The Lutyens garden
I visited the gardens at Ballintubbert house near Athy a couple of weeks ago and was very taken with them. They are a work in progress - or rather, a work interrupted. They were begun in their current form towards the end of the boom by a businessman with great plans, and the funds to make them reality. They involved many well known Irish designers and plantspeople. However, recession intervened and the garden staff has dwindled from up to 14 to a talented head gardener and volunteers today. So there are areas of neglect and wilderness, but there are also areas of gorgeous planting where the efforts of the gardeners have been concentrated over the last couple of years. The Lutyens garden is beautiful, and the barn garden was full of colour when I visited at the end of July. The rose garden was past its best as it was bereft of blooms and unsurprisingly there are plans to make this area into a white garden in a nod to Sissinghurst and Hidcote, for more year round appeal. However these along with many other plans have been shelved for now.
There has been huge investment in the gardens - some would say it is sheer lunacy to invest so much in a garden and that the Nuttery at the end of the garden is well named, but many of the most popular gardens visited today required massive outlay at their inception - Mount Stewart was said to be 'manured with money' and Ilnacullin required boatloads of soil and stone to be brought over from the mainland and employed 100 men for 3 years. But of course you don't need a money tree to have a spectacular garden, but if you want one on the scale of Ballintubbert, it helps. And while I don't mean to compare Ballintubbert with world famous gardens, it is a pleasure to have the opportunity to see a garden that may well some day be a jewel in the crown of Ireland's horticultural attractions, in its infancy.

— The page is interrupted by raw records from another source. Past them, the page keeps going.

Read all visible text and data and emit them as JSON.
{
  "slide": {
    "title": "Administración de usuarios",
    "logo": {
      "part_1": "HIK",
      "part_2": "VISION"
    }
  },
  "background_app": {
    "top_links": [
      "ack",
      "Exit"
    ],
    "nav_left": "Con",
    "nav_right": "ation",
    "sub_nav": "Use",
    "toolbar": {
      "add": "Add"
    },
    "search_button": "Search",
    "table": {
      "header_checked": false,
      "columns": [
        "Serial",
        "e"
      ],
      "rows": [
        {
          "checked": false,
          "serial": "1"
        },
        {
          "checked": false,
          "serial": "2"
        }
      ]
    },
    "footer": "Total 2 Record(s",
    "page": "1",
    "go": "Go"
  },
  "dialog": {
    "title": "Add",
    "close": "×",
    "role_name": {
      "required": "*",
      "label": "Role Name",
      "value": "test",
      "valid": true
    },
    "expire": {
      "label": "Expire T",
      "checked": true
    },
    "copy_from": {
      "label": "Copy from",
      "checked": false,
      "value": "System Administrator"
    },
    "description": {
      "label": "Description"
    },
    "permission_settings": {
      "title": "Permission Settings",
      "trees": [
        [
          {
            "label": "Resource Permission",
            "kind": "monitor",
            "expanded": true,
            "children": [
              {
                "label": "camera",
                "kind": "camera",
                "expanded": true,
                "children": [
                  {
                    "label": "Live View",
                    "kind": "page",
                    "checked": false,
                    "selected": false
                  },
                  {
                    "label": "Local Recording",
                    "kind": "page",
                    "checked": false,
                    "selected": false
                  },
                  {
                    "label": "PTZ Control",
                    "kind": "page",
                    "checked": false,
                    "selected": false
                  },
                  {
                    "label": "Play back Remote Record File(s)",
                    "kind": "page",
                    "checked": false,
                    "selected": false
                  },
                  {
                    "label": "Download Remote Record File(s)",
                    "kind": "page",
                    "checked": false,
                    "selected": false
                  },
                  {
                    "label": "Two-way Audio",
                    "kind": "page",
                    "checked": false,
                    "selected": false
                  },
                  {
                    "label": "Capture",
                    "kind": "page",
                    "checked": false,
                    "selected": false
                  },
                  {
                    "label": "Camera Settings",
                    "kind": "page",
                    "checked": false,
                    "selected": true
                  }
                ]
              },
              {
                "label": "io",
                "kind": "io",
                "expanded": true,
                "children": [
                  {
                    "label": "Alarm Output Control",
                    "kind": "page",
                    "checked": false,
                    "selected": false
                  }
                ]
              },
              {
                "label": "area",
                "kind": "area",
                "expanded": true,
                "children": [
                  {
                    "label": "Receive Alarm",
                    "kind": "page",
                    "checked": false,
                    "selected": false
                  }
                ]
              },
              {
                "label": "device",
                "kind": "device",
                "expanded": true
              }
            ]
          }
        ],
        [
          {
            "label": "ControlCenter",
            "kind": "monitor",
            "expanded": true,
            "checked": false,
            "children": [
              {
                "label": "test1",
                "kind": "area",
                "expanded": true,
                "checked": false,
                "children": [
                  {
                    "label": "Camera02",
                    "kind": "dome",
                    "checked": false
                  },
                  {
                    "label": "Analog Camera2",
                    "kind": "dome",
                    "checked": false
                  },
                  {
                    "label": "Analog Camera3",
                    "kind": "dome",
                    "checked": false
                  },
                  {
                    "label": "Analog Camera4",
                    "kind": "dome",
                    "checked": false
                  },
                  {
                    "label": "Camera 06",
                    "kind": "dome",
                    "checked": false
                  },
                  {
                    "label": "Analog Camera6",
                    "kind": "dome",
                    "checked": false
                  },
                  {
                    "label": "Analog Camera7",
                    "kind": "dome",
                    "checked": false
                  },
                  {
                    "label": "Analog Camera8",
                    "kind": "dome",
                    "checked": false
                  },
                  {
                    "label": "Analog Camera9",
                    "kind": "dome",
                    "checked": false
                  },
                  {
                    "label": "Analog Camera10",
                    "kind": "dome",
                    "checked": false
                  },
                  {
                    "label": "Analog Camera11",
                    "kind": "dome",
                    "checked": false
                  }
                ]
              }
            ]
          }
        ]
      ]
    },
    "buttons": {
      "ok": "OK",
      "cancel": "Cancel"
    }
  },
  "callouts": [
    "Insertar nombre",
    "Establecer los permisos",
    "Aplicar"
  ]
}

The gardens, located between Athy and Stradbally, are private but are open to the public at weekends until the end of September. I did notice some exotic plants but the gardens are mainly classical and traditional in style, probably in keeping with the Georgian house which was originally a rectory and as a matter of interest was the home of actor John Hurd and the brithplace of poet Cecil Day Lewis, father of another actor - Daniel Day Lewis.

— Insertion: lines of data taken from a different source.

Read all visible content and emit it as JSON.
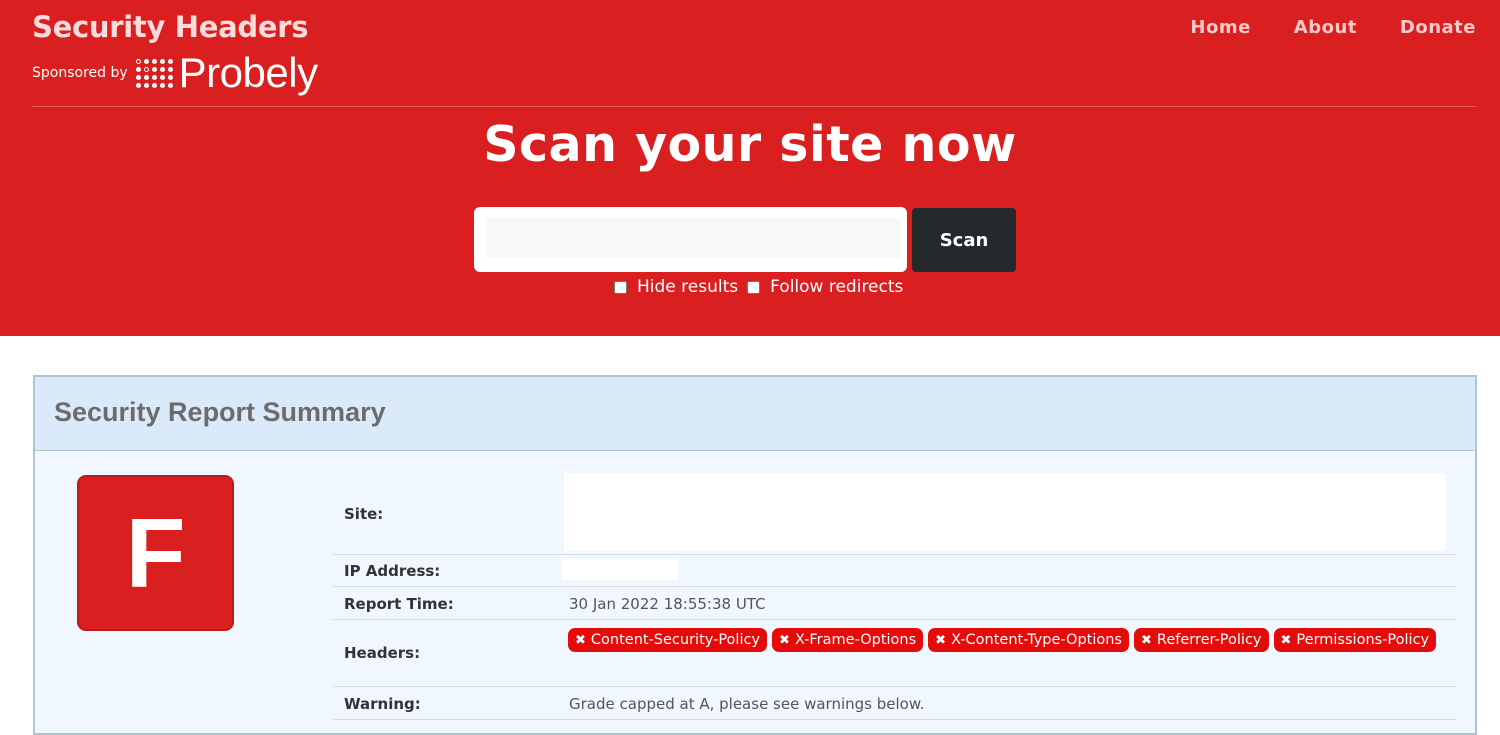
{
  "header": {
    "brand_title": "Security Headers",
    "sponsored_by": "Sponsored by",
    "sponsor_name": "Probely",
    "nav": [
      {
        "label": "Home"
      },
      {
        "label": "About"
      },
      {
        "label": "Donate"
      }
    ]
  },
  "hero": {
    "title": "Scan your site now",
    "search": {
      "value": "",
      "placeholder": ""
    },
    "scan_label": "Scan",
    "options": [
      {
        "label": "Hide results",
        "checked": false
      },
      {
        "label": "Follow redirects",
        "checked": false
      }
    ]
  },
  "report": {
    "title": "Security Report Summary",
    "grade": "F",
    "rows": {
      "site": {
        "label": "Site:",
        "value": ""
      },
      "ip": {
        "label": "IP Address:",
        "value": ""
      },
      "time": {
        "label": "Report Time:",
        "value": "30 Jan 2022 18:55:38 UTC"
      },
      "headers": {
        "label": "Headers:",
        "items": [
          "Content-Security-Policy",
          "X-Frame-Options",
          "X-Content-Type-Options",
          "Referrer-Policy",
          "Permissions-Policy"
        ]
      },
      "warning": {
        "label": "Warning:",
        "value": "Grade capped at A, please see warnings below."
      }
    }
  },
  "colors": {
    "brand_red": "#da1f20",
    "badge_red": "#e40b0b",
    "scan_button": "#26292c",
    "panel_bg": "#f0f7ff",
    "panel_header_bg": "#dbeafa"
  },
  "icons": {
    "missing_header": "close-icon",
    "sponsor_logo": "probely-dots-icon"
  }
}
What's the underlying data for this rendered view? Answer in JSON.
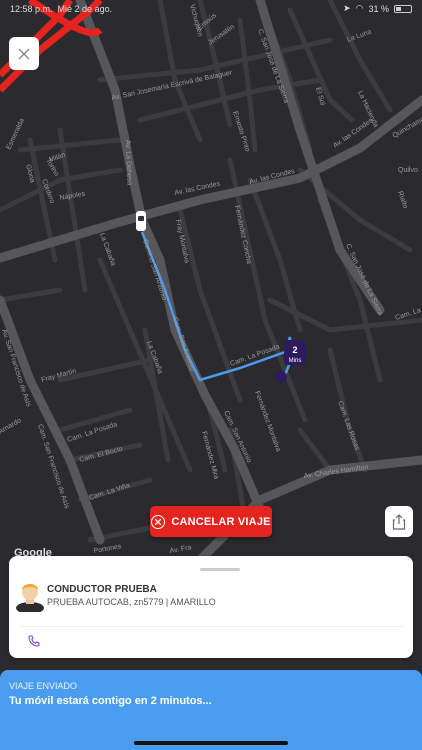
{
  "status_bar": {
    "time": "12:58 p.m.",
    "date": "Mié 2 de ago.",
    "battery": "31 %"
  },
  "map": {
    "streets": [
      "Av. La Dehesa",
      "Av. las Condes",
      "Av. las Condes",
      "Av. las Condes",
      "Av. San Josemaría Escrivá de Balaguer",
      "Camino San Antonio",
      "Cam. San Antonio",
      "Cam. San Antonio",
      "Cam. La Posada",
      "Cam. La Posada",
      "Fray Montalva",
      "Fernández Concha",
      "C. San José de La Sierra",
      "C. San José de La Sierra",
      "Av. Charles Hamilton",
      "Cam. San Francisco de Asís",
      "Av. San Francisco de Asís",
      "La Cabaña",
      "La Cabaña",
      "Fray Martín",
      "Cam. El Bocio",
      "Cam. La Viña",
      "Cam. Las Rosas",
      "Cam. La",
      "Quinchamalí",
      "Quilvo",
      "Rialto",
      "Nápoles",
      "Milán",
      "Torino",
      "Esmeralda",
      "Gloria",
      "Emaús",
      "Jerusalén",
      "Vichuquén",
      "La Luna",
      "El Sol",
      "La Hacienda",
      "Fernández Mira",
      "Fernández Montalva",
      "Ernesto Pinto",
      "Cordero",
      "Av. Fra",
      "Portones",
      "Arnardo"
    ],
    "eta_badge": {
      "value": "2",
      "unit": "Mins"
    },
    "attribution": "Google"
  },
  "close_icon": "close-icon",
  "share_icon": "share-icon",
  "cancel_button": {
    "label": "CANCELAR VIAJE",
    "color": "#e5231f"
  },
  "driver_card": {
    "name": "CONDUCTOR PRUEBA",
    "details": "PRUEBA AUTOCAB, zn5779 | AMARILLO",
    "phone_icon": "phone-icon"
  },
  "trip_status": {
    "label": "VIAJE ENVIADO",
    "message": "Tu móvil estará contigo en 2 minutos...",
    "color": "#4a9cef"
  }
}
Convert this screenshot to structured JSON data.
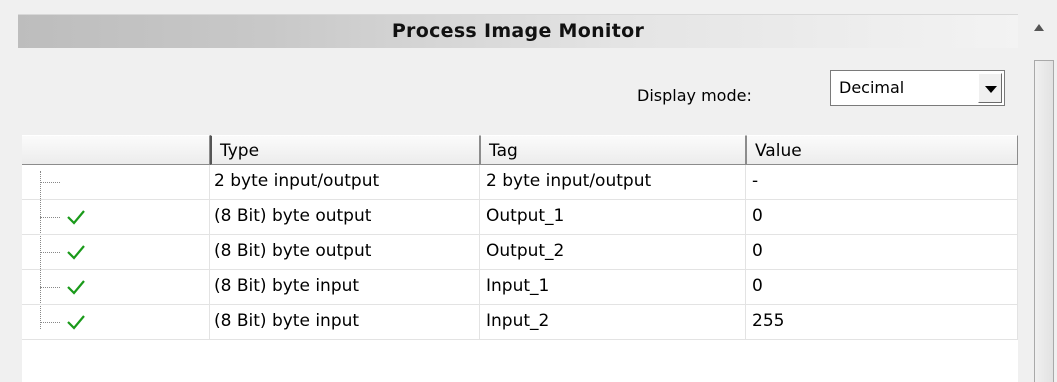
{
  "header": {
    "title": "Process Image Monitor"
  },
  "display_mode": {
    "label": "Display mode:",
    "selected": "Decimal"
  },
  "table": {
    "columns": [
      "",
      "Type",
      "Tag",
      "Value"
    ],
    "rows": [
      {
        "type": "2 byte input/output",
        "tag": "2 byte input/output",
        "value": "-",
        "status_icon": ""
      },
      {
        "type": "(8 Bit) byte output",
        "tag": "Output_1",
        "value": "0",
        "status_icon": "checkmark-icon"
      },
      {
        "type": "(8 Bit) byte output",
        "tag": "Output_2",
        "value": "0",
        "status_icon": "checkmark-icon"
      },
      {
        "type": "(8 Bit) byte input",
        "tag": "Input_1",
        "value": "0",
        "status_icon": "checkmark-icon"
      },
      {
        "type": "(8 Bit) byte input",
        "tag": "Input_2",
        "value": "255",
        "status_icon": "checkmark-icon"
      }
    ]
  },
  "colors": {
    "check": "#1a9a1a",
    "title_bar_start": "#bdbdbd",
    "title_bar_end": "#f3f3f3"
  }
}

And if you are going to visit, be sure to take the long way round to the central gardens - through the wild garden and wooded walk where you pass the Oak and Holly God scuplture, past the Mount which is set up like a stage looking out on to the lawn, through the Orchard, into the Nuttery and back towards the house along the avenue of yews which leads directly to the sunken circular Lutyens garden, delaying gratification if you will.

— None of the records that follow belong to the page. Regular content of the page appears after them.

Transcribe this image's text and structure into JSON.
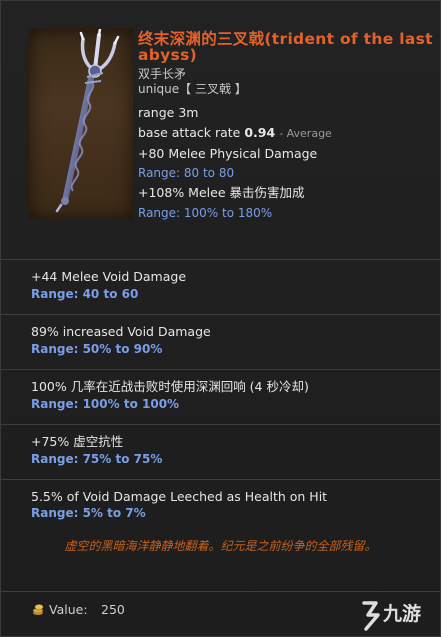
{
  "item": {
    "name": "终末深渊的三叉戟(trident of the last abyss)",
    "type": "双手长矛",
    "rarity": "unique【 三叉戟 】",
    "range": "range 3m",
    "attack_rate_label": "base attack rate",
    "attack_rate_value": "0.94",
    "attack_rate_note": "- Average",
    "implicits": [
      {
        "text": "+80 Melee Physical Damage",
        "range": "Range: 80 to 80"
      },
      {
        "text": "+108% Melee 暴击伤害加成",
        "range": "Range: 100% to 180%"
      }
    ]
  },
  "affixes": [
    {
      "text": "+44 Melee Void Damage",
      "range": "Range: 40 to 60"
    },
    {
      "text": "89% increased Void Damage",
      "range": "Range: 50% to 90%"
    },
    {
      "text": "100% 几率在近战击败时使用深渊回响 (4 秒冷却)",
      "range": "Range: 100% to 100%"
    },
    {
      "text": "+75% 虚空抗性",
      "range": "Range: 75% to 75%"
    },
    {
      "text": "5.5% of Void Damage Leeched as Health on Hit",
      "range": "Range: 5% to 7%"
    }
  ],
  "lore": "虚空的黑暗海洋静静地翻着。纪元是之前纷争的全部残留。",
  "footer": {
    "value_label": "Value:",
    "value": "250",
    "coin_icon": "coin-stack-icon",
    "watermark": "九游"
  },
  "colors": {
    "title": "#e4622a",
    "range": "#7a9ee8",
    "lore": "#c8611e"
  }
}
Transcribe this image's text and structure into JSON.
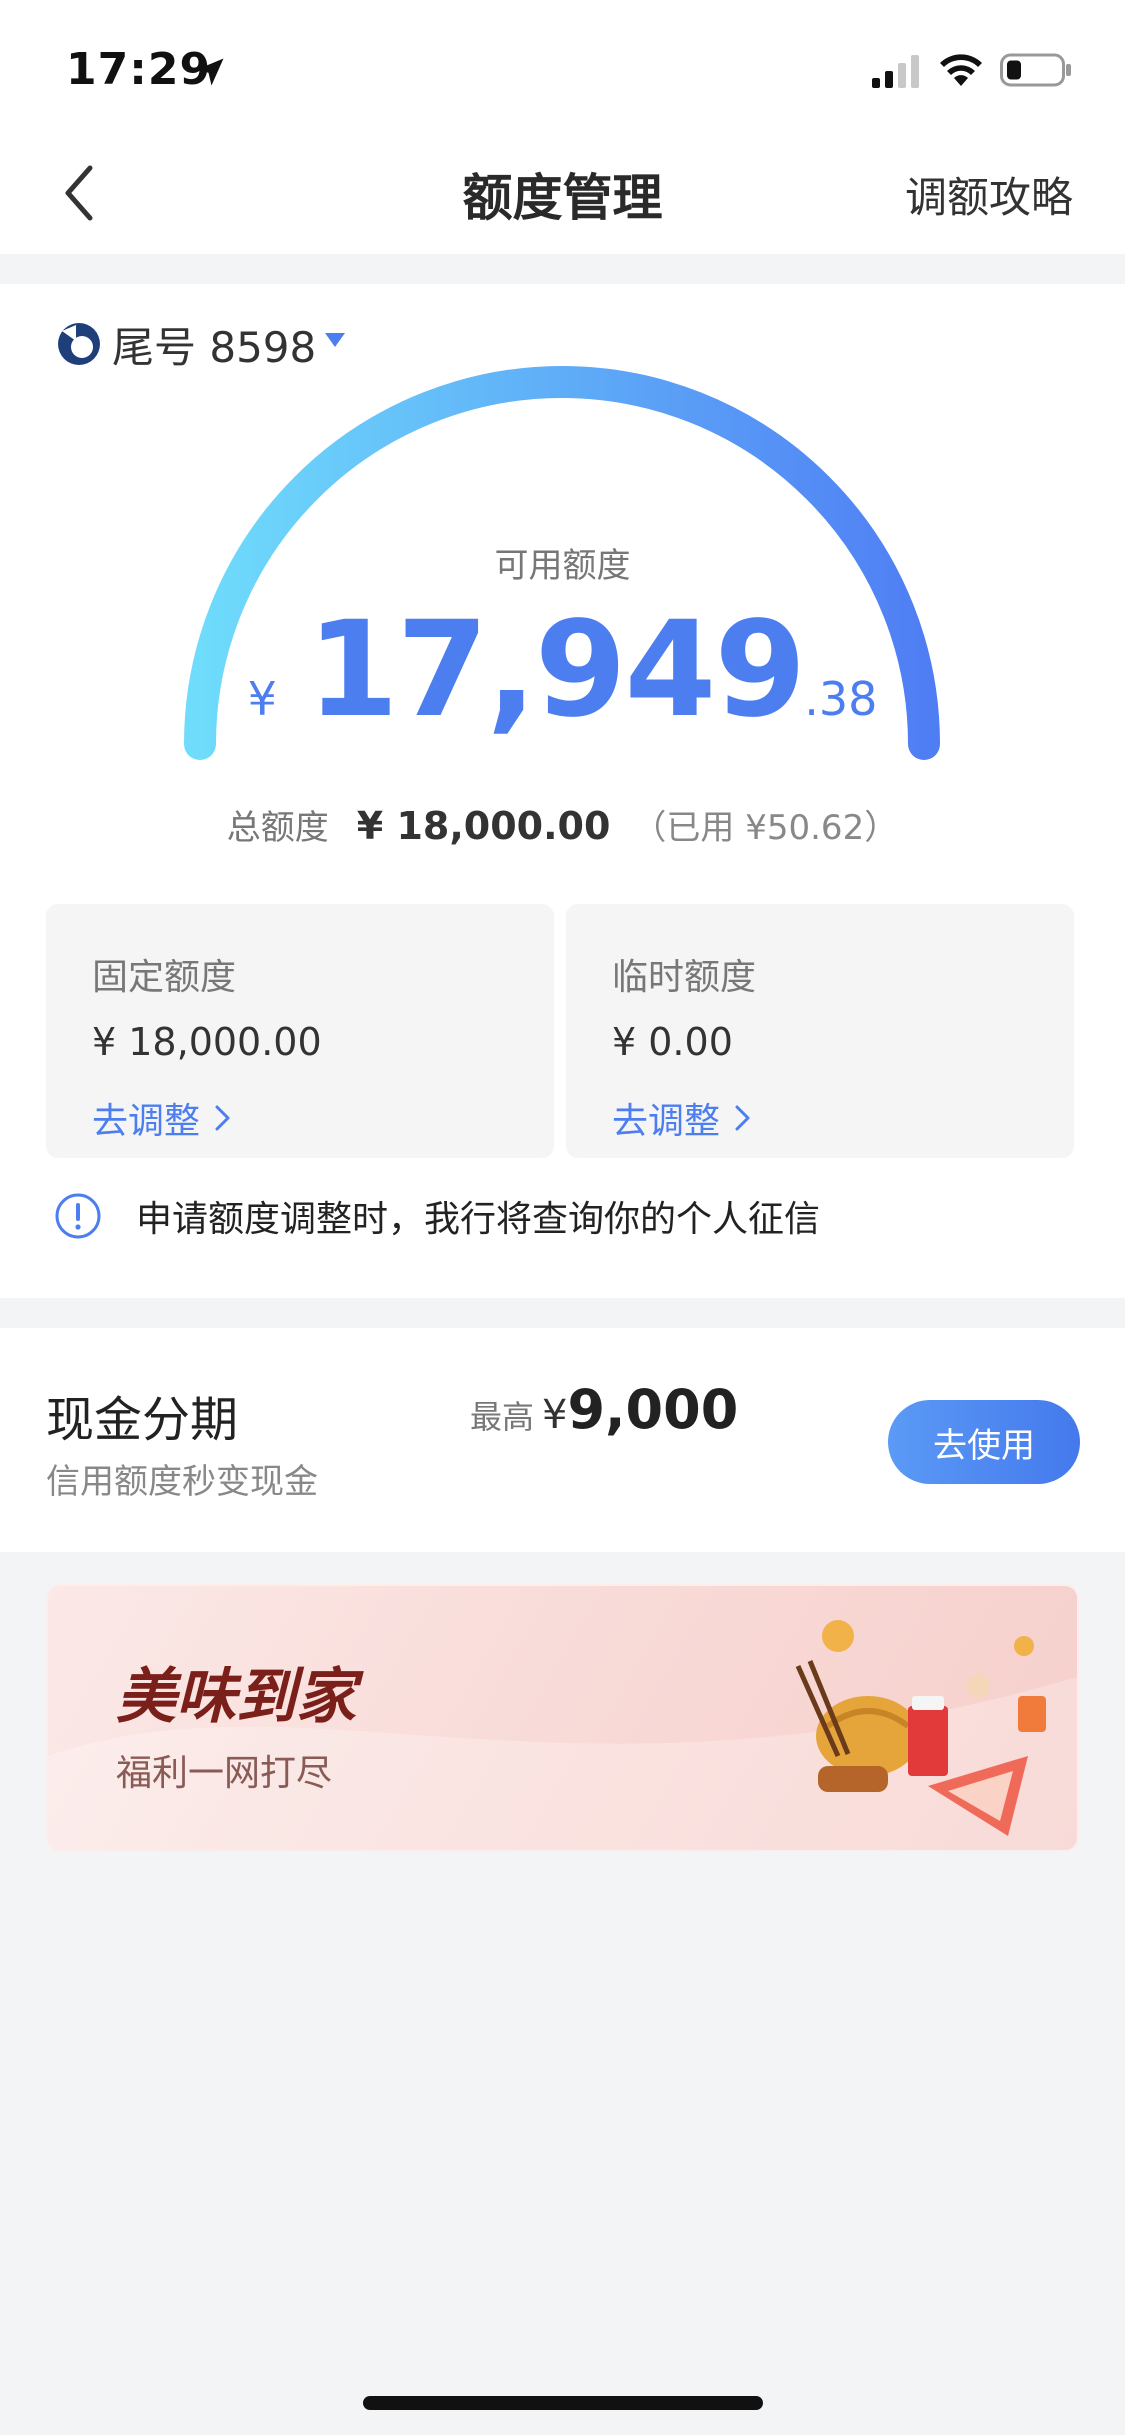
{
  "status_bar": {
    "time": "17:29"
  },
  "nav": {
    "title": "额度管理",
    "right_link": "调额攻略"
  },
  "card": {
    "tail_label": "尾号 8598"
  },
  "credit": {
    "available_label": "可用额度",
    "currency": "¥",
    "available_int": "17,949",
    "available_dec": ".38",
    "available_fraction_of_total": 0.9972,
    "total_label": "总额度",
    "total_value": "¥ 18,000.00",
    "used_value": "（已用 ¥50.62）",
    "gauge_colors": [
      "#6fdcfb",
      "#4f7ef4"
    ]
  },
  "quota": {
    "fixed": {
      "label": "固定额度",
      "value": "¥ 18,000.00",
      "link": "去调整"
    },
    "temporary": {
      "label": "临时额度",
      "value": "¥ 0.00",
      "link": "去调整"
    }
  },
  "notice": {
    "text": "申请额度调整时，我行将查询你的个人征信"
  },
  "cash": {
    "title": "现金分期",
    "subtitle": "信用额度秒变现金",
    "max_label": "最高",
    "max_currency": "¥",
    "max_value": "9,000",
    "button": "去使用"
  },
  "banner": {
    "title": "美味到家",
    "subtitle": "福利一网打尽"
  },
  "accent_color": "#4d7ef0"
}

The garden has limited facilities for visitors - there is no teashop or proper toilets - but there is a sort of gardener's 'outhouse' in the orchard if nature calls. Plant wise there was a guy called Gerry who has a garden centre in the town who had a plant stall at the car park and I got a few things. I'm not sure if he is there every weekend though. And here is a link to a map - the gardens are signposted from Athy by a green sign with a sunflower on it. The entrance is unassuming with white iron gates and stone pillars but the gardens, you might say, are certainly not!
I put up an Album of photos. I'm interested to hear what people think or if anyone decides to visit.
01 September 2010 13:41:14
Fly killing tobacco plant
I grew these from seed and noticed today there are loads and loads of dead insects on them. It must be that the flies are attracted to them and then get stuck on the leaves as they are a bit sticky. It is kind of ruining the look of them as they are about to burst into flower. I think I'll have to get the hose out as there are even more stuck to it since I took the photo.